[Website and app data records]
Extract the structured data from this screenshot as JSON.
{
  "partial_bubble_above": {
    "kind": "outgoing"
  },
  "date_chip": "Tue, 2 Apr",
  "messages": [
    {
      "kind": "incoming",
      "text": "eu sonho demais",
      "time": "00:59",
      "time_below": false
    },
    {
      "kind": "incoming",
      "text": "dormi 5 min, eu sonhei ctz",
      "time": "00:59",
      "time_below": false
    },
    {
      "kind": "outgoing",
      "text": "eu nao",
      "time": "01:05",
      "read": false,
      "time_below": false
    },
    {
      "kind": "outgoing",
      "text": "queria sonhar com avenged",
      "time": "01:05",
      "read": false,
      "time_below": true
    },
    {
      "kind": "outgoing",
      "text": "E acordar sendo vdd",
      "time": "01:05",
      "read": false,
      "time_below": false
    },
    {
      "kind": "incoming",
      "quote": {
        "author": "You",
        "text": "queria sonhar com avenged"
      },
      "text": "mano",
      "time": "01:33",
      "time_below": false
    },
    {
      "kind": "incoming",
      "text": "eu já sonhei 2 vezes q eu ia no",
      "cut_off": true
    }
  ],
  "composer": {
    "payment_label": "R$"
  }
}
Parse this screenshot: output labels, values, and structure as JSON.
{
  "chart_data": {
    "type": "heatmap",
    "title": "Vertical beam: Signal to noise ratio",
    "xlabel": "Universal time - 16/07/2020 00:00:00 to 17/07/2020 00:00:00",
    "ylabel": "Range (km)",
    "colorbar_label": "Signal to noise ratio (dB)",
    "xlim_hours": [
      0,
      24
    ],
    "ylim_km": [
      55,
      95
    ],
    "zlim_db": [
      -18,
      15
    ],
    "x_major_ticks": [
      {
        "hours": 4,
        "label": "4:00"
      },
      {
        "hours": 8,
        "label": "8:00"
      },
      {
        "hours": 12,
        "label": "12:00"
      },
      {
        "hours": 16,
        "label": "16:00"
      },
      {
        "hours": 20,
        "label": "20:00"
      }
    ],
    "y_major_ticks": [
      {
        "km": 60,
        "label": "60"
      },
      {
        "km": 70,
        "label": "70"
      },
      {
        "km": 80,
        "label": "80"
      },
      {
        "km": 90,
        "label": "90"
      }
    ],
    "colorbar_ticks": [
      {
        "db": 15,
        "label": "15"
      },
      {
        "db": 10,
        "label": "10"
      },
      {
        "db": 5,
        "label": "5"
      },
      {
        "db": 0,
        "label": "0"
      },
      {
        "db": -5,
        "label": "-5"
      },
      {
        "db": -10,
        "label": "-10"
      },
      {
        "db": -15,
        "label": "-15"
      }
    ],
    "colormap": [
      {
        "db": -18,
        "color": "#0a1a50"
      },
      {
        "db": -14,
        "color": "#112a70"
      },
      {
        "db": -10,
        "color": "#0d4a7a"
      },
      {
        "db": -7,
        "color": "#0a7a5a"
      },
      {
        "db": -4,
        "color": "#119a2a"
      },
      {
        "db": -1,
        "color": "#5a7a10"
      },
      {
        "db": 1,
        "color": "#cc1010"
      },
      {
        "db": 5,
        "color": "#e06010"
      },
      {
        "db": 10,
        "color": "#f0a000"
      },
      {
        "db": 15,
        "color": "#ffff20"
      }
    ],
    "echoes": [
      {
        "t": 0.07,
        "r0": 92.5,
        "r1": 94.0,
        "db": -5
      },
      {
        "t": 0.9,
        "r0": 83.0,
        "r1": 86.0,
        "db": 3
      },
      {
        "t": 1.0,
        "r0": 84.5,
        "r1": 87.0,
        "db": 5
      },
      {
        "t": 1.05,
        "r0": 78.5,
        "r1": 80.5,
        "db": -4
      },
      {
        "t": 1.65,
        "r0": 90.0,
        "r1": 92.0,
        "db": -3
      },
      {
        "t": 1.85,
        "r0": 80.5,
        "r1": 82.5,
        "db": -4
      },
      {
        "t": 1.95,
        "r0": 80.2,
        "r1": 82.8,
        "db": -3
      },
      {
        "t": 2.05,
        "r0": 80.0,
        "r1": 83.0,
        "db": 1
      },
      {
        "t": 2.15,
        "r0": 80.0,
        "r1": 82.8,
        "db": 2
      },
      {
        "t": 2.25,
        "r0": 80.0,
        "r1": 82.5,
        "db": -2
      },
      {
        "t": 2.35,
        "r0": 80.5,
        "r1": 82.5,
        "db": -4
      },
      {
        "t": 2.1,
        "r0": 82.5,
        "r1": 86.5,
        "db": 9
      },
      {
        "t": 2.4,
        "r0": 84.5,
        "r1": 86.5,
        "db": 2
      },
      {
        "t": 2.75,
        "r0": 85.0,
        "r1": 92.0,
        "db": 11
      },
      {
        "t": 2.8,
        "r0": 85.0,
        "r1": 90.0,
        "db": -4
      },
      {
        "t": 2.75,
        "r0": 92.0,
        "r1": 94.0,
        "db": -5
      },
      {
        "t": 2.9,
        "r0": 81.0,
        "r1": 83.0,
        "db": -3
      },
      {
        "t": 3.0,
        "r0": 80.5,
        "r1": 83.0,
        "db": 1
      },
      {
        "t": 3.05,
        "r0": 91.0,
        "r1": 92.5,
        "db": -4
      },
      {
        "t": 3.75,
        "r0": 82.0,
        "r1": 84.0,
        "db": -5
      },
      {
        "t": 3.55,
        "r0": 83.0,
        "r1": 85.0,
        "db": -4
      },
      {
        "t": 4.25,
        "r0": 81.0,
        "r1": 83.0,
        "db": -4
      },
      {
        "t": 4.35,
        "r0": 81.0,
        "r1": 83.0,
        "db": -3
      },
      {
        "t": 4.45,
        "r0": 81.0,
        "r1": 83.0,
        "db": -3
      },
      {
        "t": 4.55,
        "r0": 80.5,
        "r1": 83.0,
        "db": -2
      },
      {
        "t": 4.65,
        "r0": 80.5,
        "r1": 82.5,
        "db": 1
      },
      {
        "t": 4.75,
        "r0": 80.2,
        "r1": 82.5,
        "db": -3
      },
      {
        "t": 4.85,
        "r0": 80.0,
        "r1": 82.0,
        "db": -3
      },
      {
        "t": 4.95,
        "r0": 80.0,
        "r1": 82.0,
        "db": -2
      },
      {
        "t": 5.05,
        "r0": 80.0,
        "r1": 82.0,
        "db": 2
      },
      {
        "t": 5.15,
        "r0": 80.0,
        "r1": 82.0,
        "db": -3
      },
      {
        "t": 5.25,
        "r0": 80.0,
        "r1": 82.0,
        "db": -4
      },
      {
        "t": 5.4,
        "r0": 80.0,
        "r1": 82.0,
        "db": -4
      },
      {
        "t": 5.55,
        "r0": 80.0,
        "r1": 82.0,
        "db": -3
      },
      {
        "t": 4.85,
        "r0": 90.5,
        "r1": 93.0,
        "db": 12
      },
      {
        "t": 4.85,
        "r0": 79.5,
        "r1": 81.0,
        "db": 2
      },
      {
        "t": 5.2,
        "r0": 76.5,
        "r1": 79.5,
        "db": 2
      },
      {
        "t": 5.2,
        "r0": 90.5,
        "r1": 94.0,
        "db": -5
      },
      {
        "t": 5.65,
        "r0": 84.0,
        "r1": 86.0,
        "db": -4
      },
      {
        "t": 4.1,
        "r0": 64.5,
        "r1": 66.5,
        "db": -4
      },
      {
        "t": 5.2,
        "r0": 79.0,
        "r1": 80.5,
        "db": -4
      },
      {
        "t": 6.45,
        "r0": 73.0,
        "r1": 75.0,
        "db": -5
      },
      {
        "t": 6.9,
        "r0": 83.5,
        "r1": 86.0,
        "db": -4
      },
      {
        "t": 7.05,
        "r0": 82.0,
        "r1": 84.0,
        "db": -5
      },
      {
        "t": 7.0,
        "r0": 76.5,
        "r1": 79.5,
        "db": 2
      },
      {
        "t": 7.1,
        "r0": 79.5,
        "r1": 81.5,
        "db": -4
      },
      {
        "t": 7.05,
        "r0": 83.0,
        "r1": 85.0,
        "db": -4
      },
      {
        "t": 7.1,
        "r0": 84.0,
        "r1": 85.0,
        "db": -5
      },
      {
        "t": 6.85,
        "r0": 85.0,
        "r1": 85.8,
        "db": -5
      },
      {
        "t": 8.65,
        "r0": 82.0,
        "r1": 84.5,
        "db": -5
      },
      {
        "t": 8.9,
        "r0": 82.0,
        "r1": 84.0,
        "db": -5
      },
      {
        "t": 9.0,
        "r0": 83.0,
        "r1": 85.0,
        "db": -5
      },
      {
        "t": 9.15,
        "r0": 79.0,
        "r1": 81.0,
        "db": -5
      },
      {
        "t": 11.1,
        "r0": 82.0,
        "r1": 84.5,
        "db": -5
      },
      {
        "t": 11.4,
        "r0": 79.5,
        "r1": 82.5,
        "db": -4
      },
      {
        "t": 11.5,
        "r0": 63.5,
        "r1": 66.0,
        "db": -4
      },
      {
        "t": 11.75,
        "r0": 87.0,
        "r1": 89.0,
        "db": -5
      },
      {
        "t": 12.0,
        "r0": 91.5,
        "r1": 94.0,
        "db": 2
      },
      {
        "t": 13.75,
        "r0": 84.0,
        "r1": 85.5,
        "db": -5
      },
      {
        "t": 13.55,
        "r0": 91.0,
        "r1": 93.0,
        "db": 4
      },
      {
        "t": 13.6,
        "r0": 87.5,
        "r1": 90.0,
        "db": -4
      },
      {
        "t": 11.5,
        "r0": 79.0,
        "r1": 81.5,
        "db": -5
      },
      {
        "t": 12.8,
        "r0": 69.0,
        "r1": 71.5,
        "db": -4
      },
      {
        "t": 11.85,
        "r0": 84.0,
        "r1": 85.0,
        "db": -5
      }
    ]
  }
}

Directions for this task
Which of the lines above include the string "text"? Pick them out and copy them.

Result for this task
      "text": "eu sonho demais",
      "text": "dormi 5 min, eu sonhei ctz",
      "text": "eu nao",
      "text": "queria sonhar com avenged",
      "text": "E acordar sendo vdd",
        "text": "queria sonhar com avenged"
      "text": "mano",
      "text": "eu já sonhei 2 vezes q eu ia no",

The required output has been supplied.